I became an even bigger fan after I watched the video for Capital Steez’s song 135. Capital Steez – 135 The song is a mix of an ode, lamentation, and flattery to a girl Capital Steez has been pursuing for quite some time. When you watch the video you see a hint of happiness, sadness, wisdom, love, and hopefulness in the eyes of Steez. I felt him. I don’t know how to explain it. I felt his spirit. And I cried. The only artist I ever cried over was Amy Winehouse, she helped me get through many a break up. But with this kid, it was something about his steelo that spoke to me. Ironically, it’s a name he was also referred to. I won’t go into detail about why he killed himself, the meaning of 47, and his beliefs.
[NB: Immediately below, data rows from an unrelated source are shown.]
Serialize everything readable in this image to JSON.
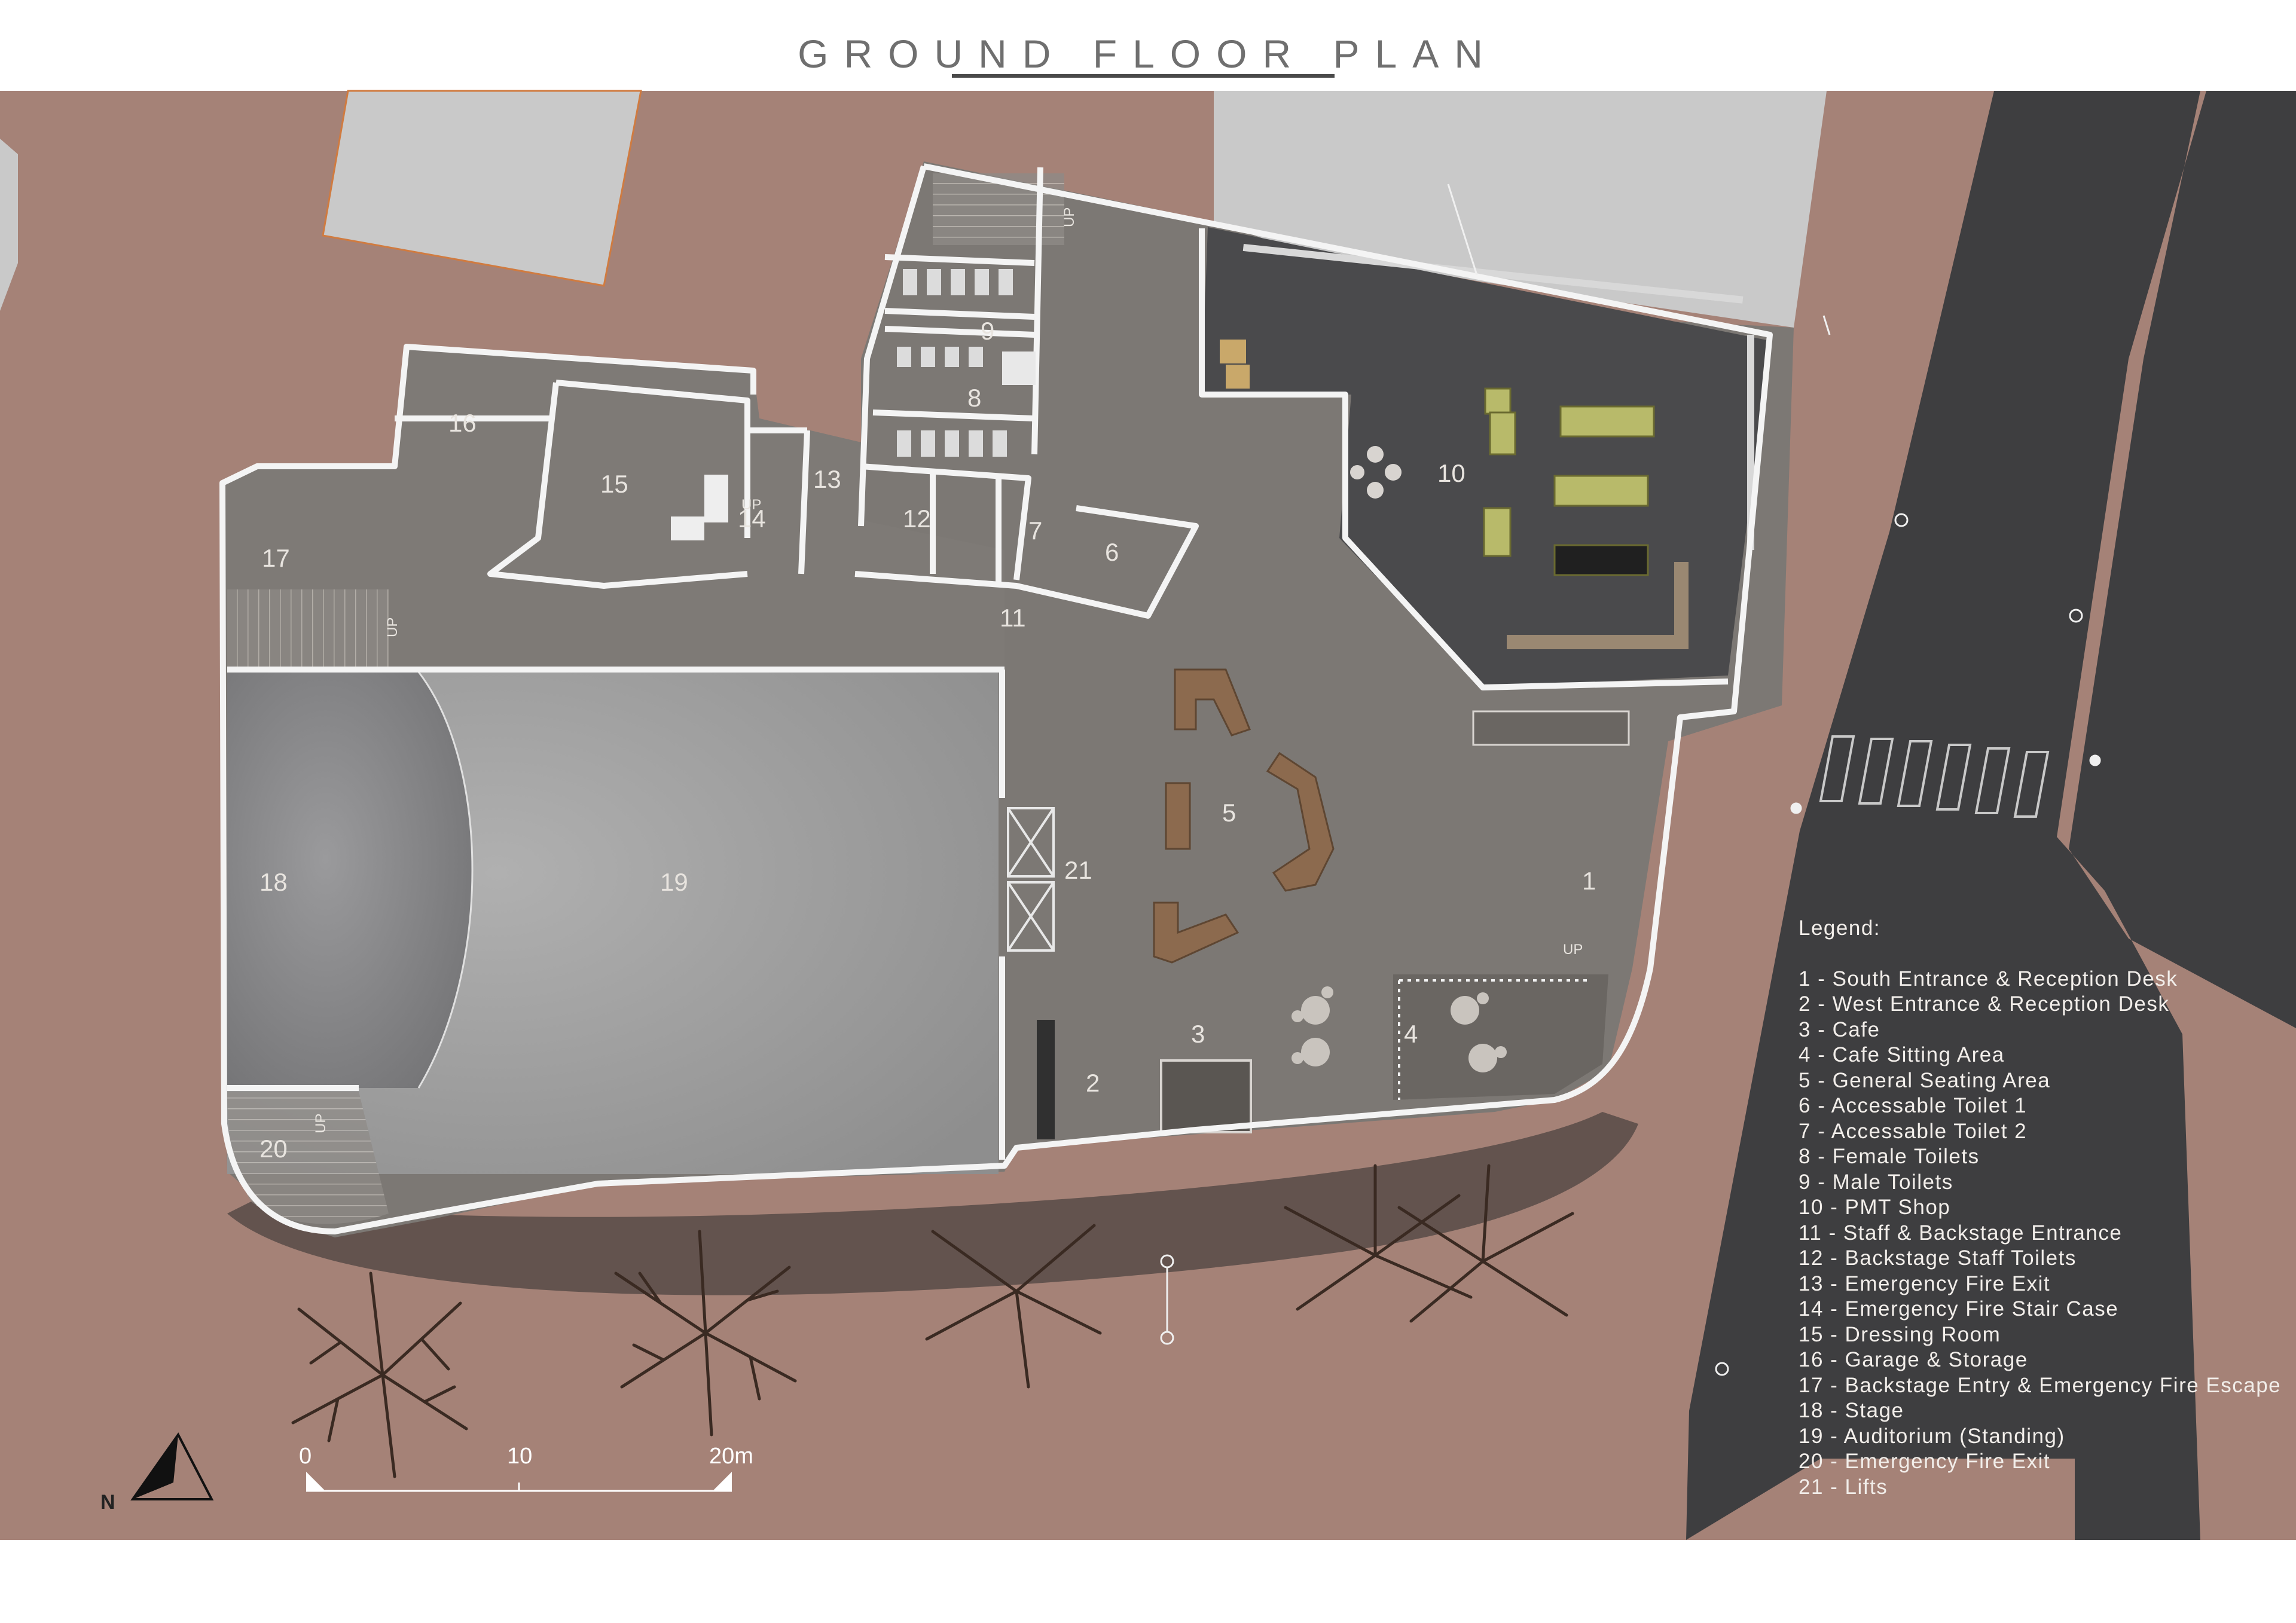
{
  "title": "GROUND FLOOR PLAN",
  "colors": {
    "ground": "#a58277",
    "floor": "#7c7874",
    "shop": "#4a4a4c",
    "auditorium": "#a8a8a8",
    "road": "#3e3e40",
    "building_grey": "#c9c9c9",
    "wall": "#f4f4f4",
    "furniture": "#8c6a4e",
    "sofa": "#b8ba6a"
  },
  "rooms": [
    {
      "num": "1"
    },
    {
      "num": "2"
    },
    {
      "num": "3"
    },
    {
      "num": "4"
    },
    {
      "num": "5"
    },
    {
      "num": "6"
    },
    {
      "num": "7"
    },
    {
      "num": "8"
    },
    {
      "num": "9"
    },
    {
      "num": "10"
    },
    {
      "num": "11"
    },
    {
      "num": "12"
    },
    {
      "num": "13"
    },
    {
      "num": "14"
    },
    {
      "num": "15"
    },
    {
      "num": "16"
    },
    {
      "num": "17"
    },
    {
      "num": "18"
    },
    {
      "num": "19"
    },
    {
      "num": "20"
    },
    {
      "num": "21"
    }
  ],
  "stair_label": "UP",
  "legend": {
    "title": "Legend:",
    "items": [
      "1 - South Entrance & Reception Desk",
      "2 - West Entrance & Reception Desk",
      "3 - Cafe",
      "4 - Cafe Sitting Area",
      "5 - General Seating Area",
      "6 - Accessable Toilet 1",
      "7 - Accessable Toilet 2",
      "8 - Female Toilets",
      "9 - Male Toilets",
      "10 - PMT Shop",
      "11 - Staff & Backstage Entrance",
      "12 - Backstage Staff Toilets",
      "13 - Emergency Fire Exit",
      "14 - Emergency Fire Stair Case",
      "15 - Dressing Room",
      "16 - Garage & Storage",
      "17 - Backstage Entry & Emergency Fire Escape",
      "18 - Stage",
      "19 - Auditorium (Standing)",
      "20 - Emergency Fire Exit",
      "21 - Lifts"
    ]
  },
  "scale_bar": {
    "ticks": [
      "0",
      "10",
      "20m"
    ]
  },
  "north": {
    "label": "N",
    "icon": "north-arrow-icon"
  }
}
But I will say we lost a talented young man, whose intelligence and self awareness might have been too much for him to handle. I don’t know. One can only speculate. He was a great one, I hear it when I listen to his music, I see it when I watch his interviews. His eyes were not only beautiful but very telling, and intense. Just watch some of his videos.

When I first heard of Joey Badass and Pro Era a couple years ago, I dismissed them with the quickness, as another Hip Hop group, addicted to materialism, spouting bitch this and hoe that. Mind you, I had never listened to their music. I was just having a very internal war with Hip Hop at the time, and its degradation and blatant colorism towards women. I did myself a great disservice by judging a book by its cover, and not giving these young man a chance on my Itunes playlist. If I hadn’t been so quick to dismiss, I might have been able to catch Steez live, maybe even shake his hand. I truly hope he found whatever it was he was looking for. And a part of me thinks that he did. #93tillinfinity #resteasycapsteezy #longlivesteelo #beastcoast #proera

With love and infinite light,

AA